Overall, replatforming is a cost-effective approach since you can prioritize what applications to optimize and scale-up as your resources permit. However, planning is essential to a replatforming strategy to ensure you stay within the project’s intended scope. It’s usually best to initially focus on applications that will provide the quickest wins, followed by those that would provide immediate benefits when replatformed to a cloud infrastructure.
A refactoring strategy is the most in-depth of the three, also making it the most expensive, time-consuming, and disruptive. Sometimes referred to as rearchitecting – a broad term with other meanings as well – refactoring involves rebuilding applications from the ground-up. When successful, a complete refactoring can deliver superior performance, lower ongoing costs, and provide new capabilities.
Refactoring also provides an ideal occasion to address technical debt. Because the changes are so pervasive, it can make sense to address design flaws and past decisions to cut corners for expedited releases. This approach can give development and testing teams the chance to build CI/CD into their development processes. However, these benefits do not happen simply by adopting a refactoring strategy, but must be included in your migration scope. Otherwise, you will never realize them.
While the benefits of a successful refactoring strategy are significant, there are also some major drawbacks. Refactoring is a complex undertaking that will introduce different technologies and a new way to manage infrastructure. It can also be a lengthy process to rewrite a large, complex application, particularly if there are a lot of upstream and downstream dependencies.
Companies often want to reduce the risks associated with such an undertaking by using a virtualization tool like Gluent Data Platform, to insulate the existing application from the underlying platform. Some of the key benefits these types of solutions provide are:
- Faster time to value
- Smaller phased refactoring approach – avoiding the “big bang” approach
- Reduce cutover time with automated data conversion and migration
- Insulates dependent systems from refactoring changes
Choosing the Right Cloud Migration Strategy For You
Realize that there is no one strategy that will work for every application. When reviewing your applications, you’ll need to determine what benefits you want to achieve by moving it to the cloud, and compare that to the cost and risks of migrating.

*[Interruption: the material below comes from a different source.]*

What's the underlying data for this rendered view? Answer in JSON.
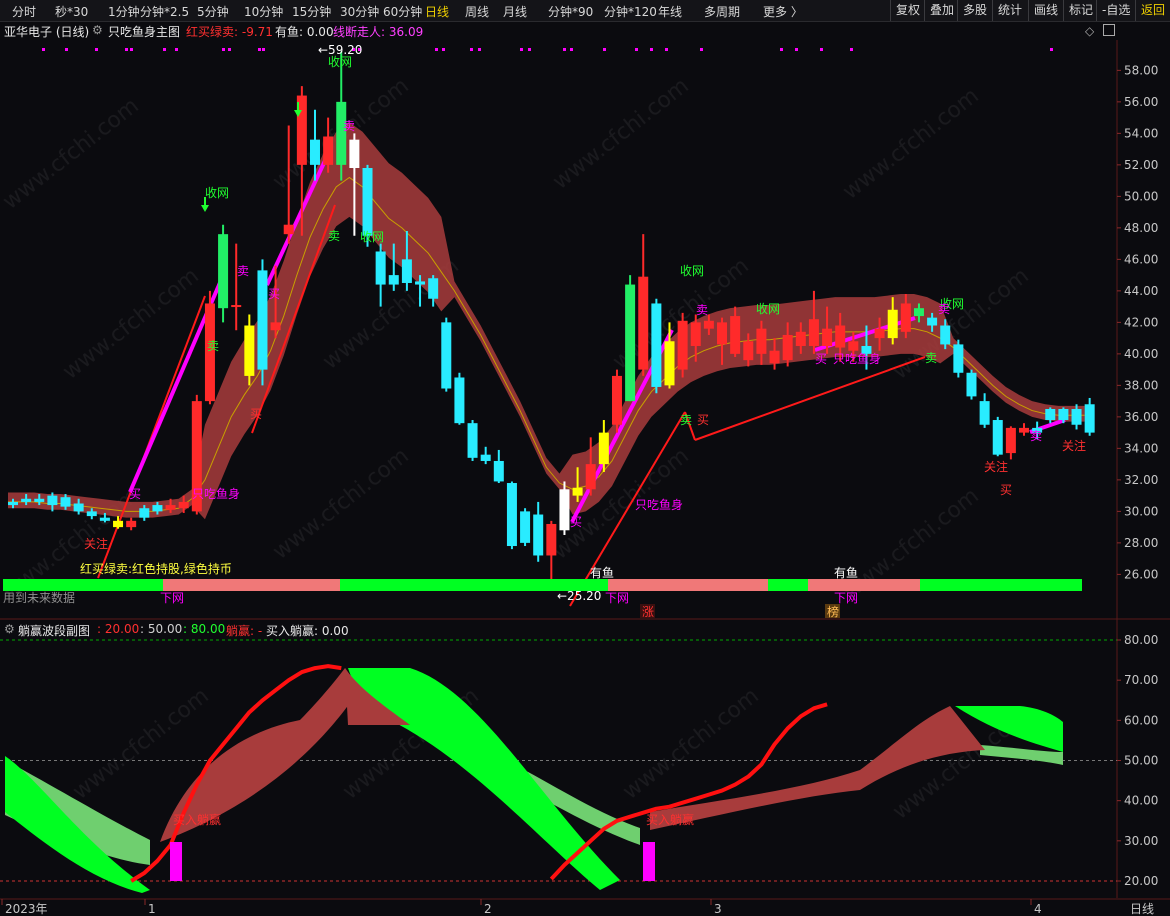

Non-transformational strategies like lift-and-shift and replatforming are often the best approach, but that depends on your applications. Typically, the benefits are quick to achieve with relatively low risks. In other cases, refactoring is a more logical choice – or sometimes the only choice. It’s not uncommon to implement multiple strategies for the same system over time, often a quick lift-and-shift or replatform followed by a refactoring effort.
Choosing the “best” strategy depends on your company’s short-term and long-term needs, as well as its ability to execute. Prioritization is critical, especially if you are undertaking a refactoring effort since it obviously poses more significant risks. Beyond prioritization, it will be critical to mitigate cost overruns, integrate back to legacy systems, and minimize cutover downtime.
Refactoring for the cloud can also be a significant step toward improved data sharing for a company. A transparent data virtualization solution can provide seamless integration back to legacy systems and consolidate data to the targeted cloud platform. These capabilities reduce the risk of those cost overruns while minimizing cutover downtime.